For OHJ, this final encounter was a test of his will not to become a murderer although he was clearly crossing the line trying to replicate The Guy's MO as advanced torture techniques. He managed to overcome... as some might say... his baser instincts and not completely lose himself in vengeance for a loved one. For him, SY was like a candlelight in a very dark place, restoring in him some small measure of faith in humanity.
The drama also draws on two millennia of Christian preoccupations regarding the origins of evil. A character like KYH symbolizes the idea of original sin. He is the quintessence of evil in some sense, with no conscience and has no qualms corrupting others. Yet each is responsible for their actions... to whatever degree of evil that their will inclines them. To what extent is the human will free... that has been debated by theologians. All may agree that humans have a will but they might not be as free as they believe. There are internal and external forces at play that lead them to certain choices. That is to say that the will can be shaped and restrained because human beings are created in the image of God. Even after the Fall, for most there is a functioning conscience or a vague sense of what's right and wrong.
Here OHJ represents man after the Fall. He lives with guilt and shame and seeks redemption for allowing someone he loved to die.
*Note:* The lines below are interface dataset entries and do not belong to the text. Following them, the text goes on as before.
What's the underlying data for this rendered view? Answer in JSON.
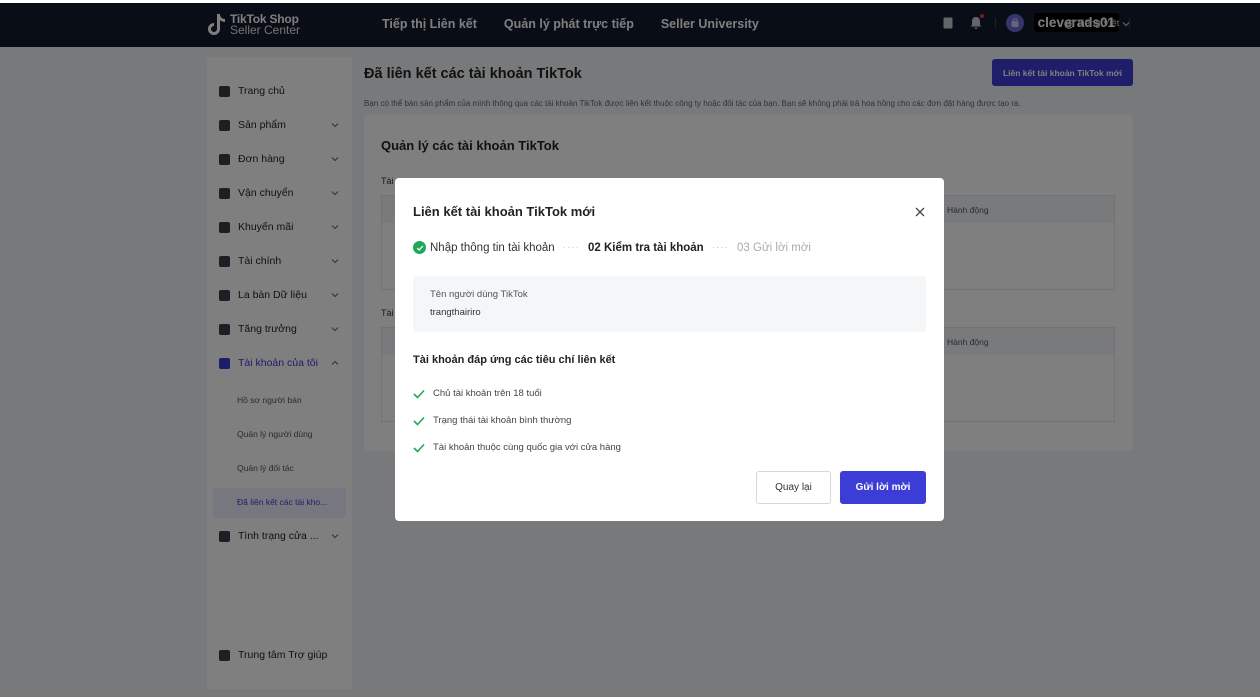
{
  "header": {
    "logo_line1": "TikTok Shop",
    "logo_line2": "Seller Center",
    "nav": [
      "Tiếp thị Liên kết",
      "Quản lý phát trực tiếp",
      "Seller University"
    ],
    "username": "cleverads01",
    "language": "Tiếng Việt"
  },
  "sidebar": {
    "items": [
      {
        "label": "Trang chủ",
        "icon": "home-icon"
      },
      {
        "label": "Sản phẩm",
        "icon": "product-icon"
      },
      {
        "label": "Đơn hàng",
        "icon": "order-icon"
      },
      {
        "label": "Vận chuyển",
        "icon": "truck-icon"
      },
      {
        "label": "Khuyến mãi",
        "icon": "megaphone-icon"
      },
      {
        "label": "Tài chính",
        "icon": "wallet-icon"
      },
      {
        "label": "La bàn Dữ liệu",
        "icon": "chart-icon"
      },
      {
        "label": "Tăng trưởng",
        "icon": "medal-icon"
      },
      {
        "label": "Tài khoản của tôi",
        "icon": "user-icon"
      }
    ],
    "subitems": [
      "Hồ sơ người bán",
      "Quản lý người dùng",
      "Quản lý đối tác",
      "Đã liên kết các tài kho..."
    ],
    "bottom_item": "Tình trạng cửa ...",
    "help": "Trung tâm Trợ giúp"
  },
  "main": {
    "title": "Đã liên kết các tài khoản TikTok",
    "link_button": "Liên kết tài khoản TikTok mới",
    "description": "Bạn có thể bán sản phẩm của mình thông qua các tài khoản TikTok được liên kết thuộc công ty hoặc đối tác của bạn. Bạn sẽ không phải trả hoa hồng cho các đơn đặt hàng được tạo ra.",
    "card_title": "Quản lý các tài khoản TikTok",
    "table_action_header": "Hành động"
  },
  "modal": {
    "title": "Liên kết tài khoản TikTok mới",
    "step1": "Nhập thông tin tài khoản",
    "step2": "02 Kiểm tra tài khoản",
    "step3": "03 Gửi lời mời",
    "username_label": "Tên người dùng TikTok",
    "username_value": "trangthairiro",
    "criteria_title": "Tài khoản đáp ứng các tiêu chí liên kết",
    "criteria": [
      "Chủ tài khoản trên 18 tuổi",
      "Trạng thái tài khoản bình thường",
      "Tài khoản thuộc cùng quốc gia với cửa hàng"
    ],
    "back_button": "Quay lại",
    "send_button": "Gửi lời mời"
  },
  "colors": {
    "primary": "#3c3cd6",
    "header_bg": "#121a2a",
    "success": "#1ea858"
  }
}
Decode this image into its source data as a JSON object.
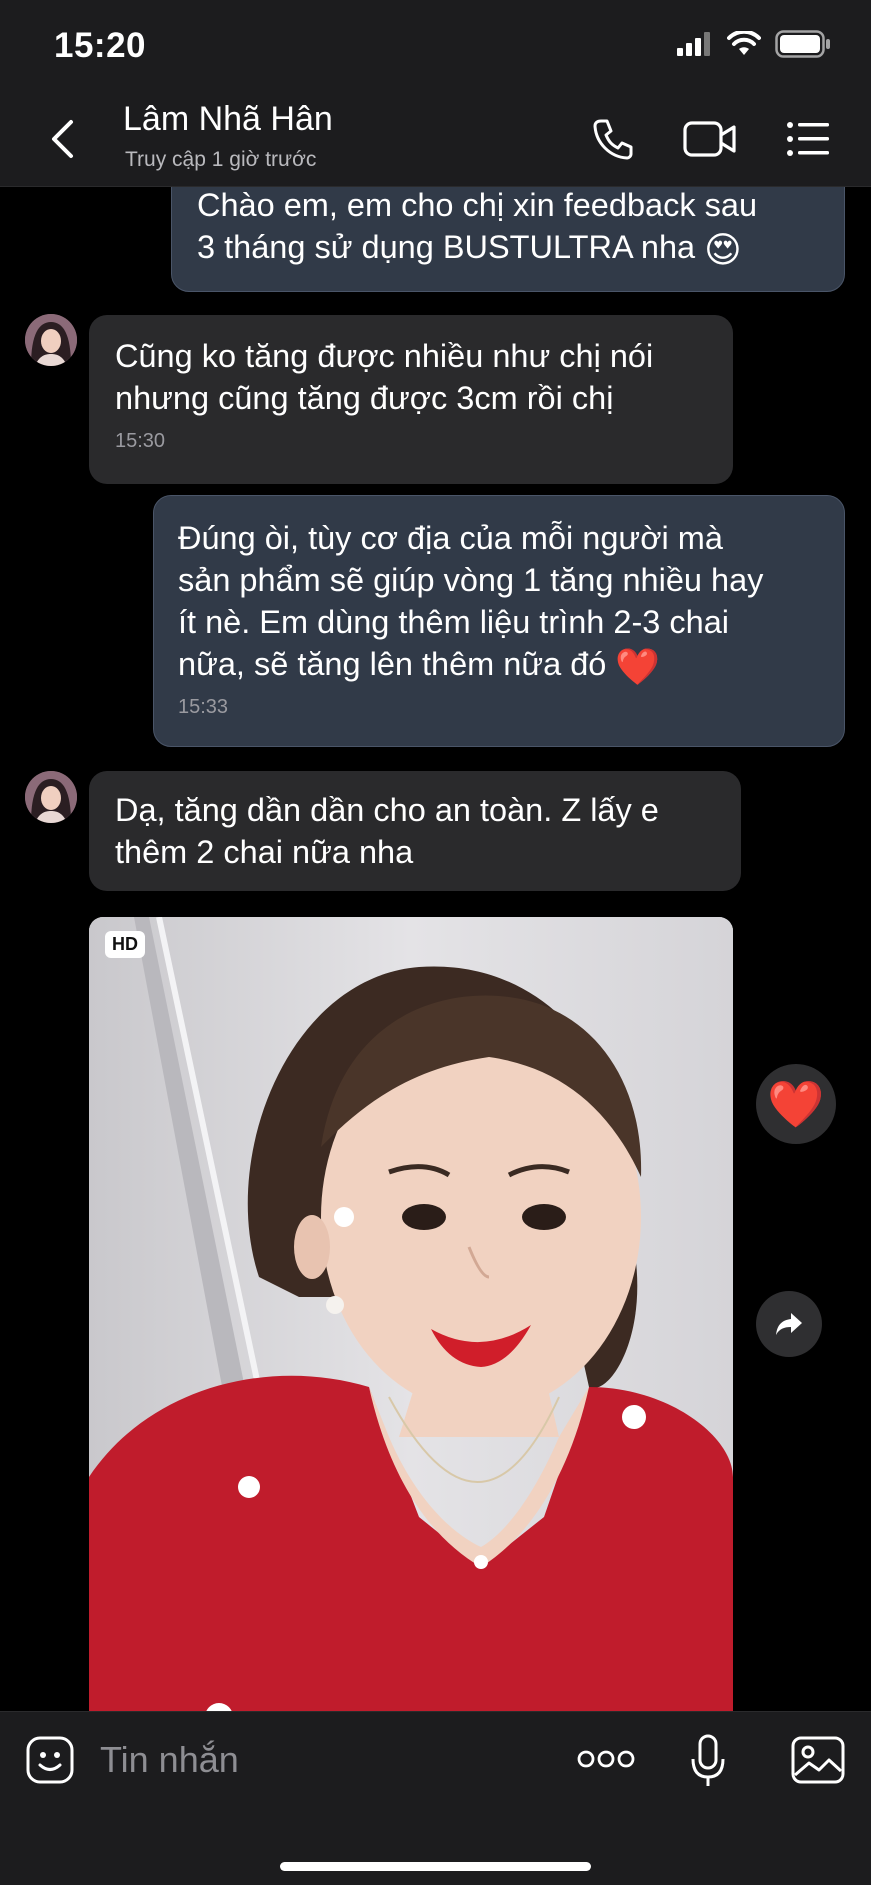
{
  "status": {
    "time": "15:20"
  },
  "header": {
    "name": "Lâm Nhã Hân",
    "status": "Truy cập 1 giờ trước"
  },
  "messages": [
    {
      "direction": "out",
      "text": "Chào em, em cho chị xin feedback sau\n3 tháng sử dụng BUSTULTRA nha",
      "emoji": "😍"
    },
    {
      "direction": "in",
      "text": "Cũng ko tăng được nhiều như chị nói\nnhưng cũng tăng được 3cm rồi chị",
      "time": "15:30"
    },
    {
      "direction": "out",
      "text": "Đúng òi, tùy cơ địa của mỗi người mà\nsản phẩm sẽ giúp vòng 1 tăng nhiều hay\nít nè. Em dùng thêm liệu trình 2-3 chai\nnữa, sẽ tăng lên thêm nữa đó",
      "emoji": "❤️",
      "time": "15:33"
    },
    {
      "direction": "in",
      "text": "Dạ, tăng dần dần cho an toàn. Z lấy e\nthêm 2 chai nữa nha"
    }
  ],
  "photo": {
    "badge": "HD"
  },
  "reaction": {
    "emoji": "❤️"
  },
  "composer": {
    "placeholder": "Tin nhắn"
  },
  "icons": {
    "back": "chevron-left-icon",
    "call": "phone-icon",
    "video": "video-camera-icon",
    "menu": "list-menu-icon",
    "emoji": "emoji-sticker-icon",
    "more": "more-dots-icon",
    "mic": "microphone-icon",
    "gallery": "image-gallery-icon",
    "share": "share-forward-icon"
  },
  "colors": {
    "outgoing_bubble": "#313a48",
    "incoming_bubble": "#2a2a2c",
    "bar_background": "#1c1c1e",
    "timestamp": "#9a9aa0"
  }
}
He finds it in the innocent, untainted SY who hasn't been corrupted by office politics or the evil that has infested individuals that have crossed swords with the devil incarnate.